If you have made it this far, you will know that almost all types of American whiskey products (more than 99%, based on volume) have been aged in wooden barrels. By law, the barrels must be made of oak. I am not sure that this rule applies to whiskey producers globally, but in the United States it is the rule.
And why is that you may ask?
As it turns out, oak has some amazing properties that make this sort of wood ideal for storing whiskey – and that is the reason why its use is governed by law. One of these properties is the incredibly dense molecule structure. When the molecule structure is dense, it is more difficult for the liquid in the barrel to leak out and/or evaporate. And that is obviously very important 😊
Even though the law stipulates oak as the only approved type of wood, it does not specify which type of oak, so you are free to use any type of oak (there are more than 500 known types). There are, however, significant differences between the individual oak type’s ability to hold the liquid.
As an example, watch this mind-blowing video where you can see the differences between white oak and red oak’s ability to hold liquid:
Most whiskey manufactures use American White Oak (Quercus Alba), but French Oak (Quercus Robur) and Irish Oak (Quercus Petraea) can also be seen from time to time.
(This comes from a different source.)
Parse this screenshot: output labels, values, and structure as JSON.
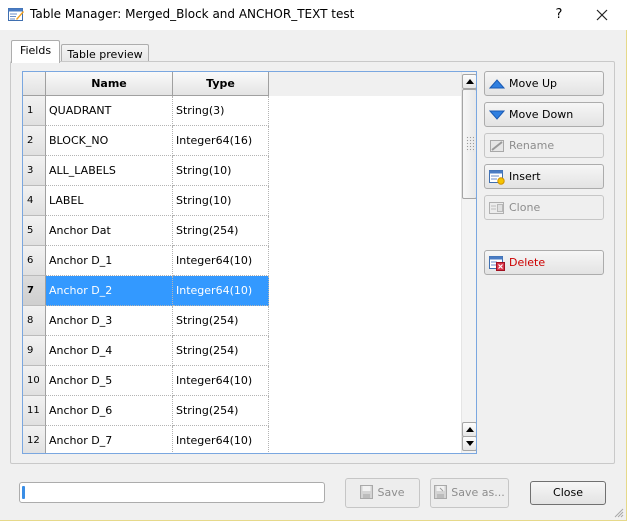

Sometimes, you can read on the label, which type is used.
So … I have read something about cherry wood barrels – what is that all about?
Well, if you have heard about this in connection with whiskey production, there is actually some merit to this; It IS allowed to use non-oak barrels, as long as the barrel is a “finishing” barrel. A finishing barrels is a barrel you use for a second ageing process, AFTER the normal ageing in an oak barrel. The whole finishing concept is used to add special flavor to the whiskey and will be explained in an upcoming lesson. Typically, finishing barrels are used port, sherry, or rum barrels (which also uses oak) – but occasionally they are barrels made by non-oak wood types. The most common types are cherry and acacia.
And that concludes this lesson.
Corrections, suggestions for other posts, or any other feedback? Then please leave a comment below or write me on email@example.com.
If you enjoyed this post, please follow me on Instagram via my profile @the_bourbon_nerd.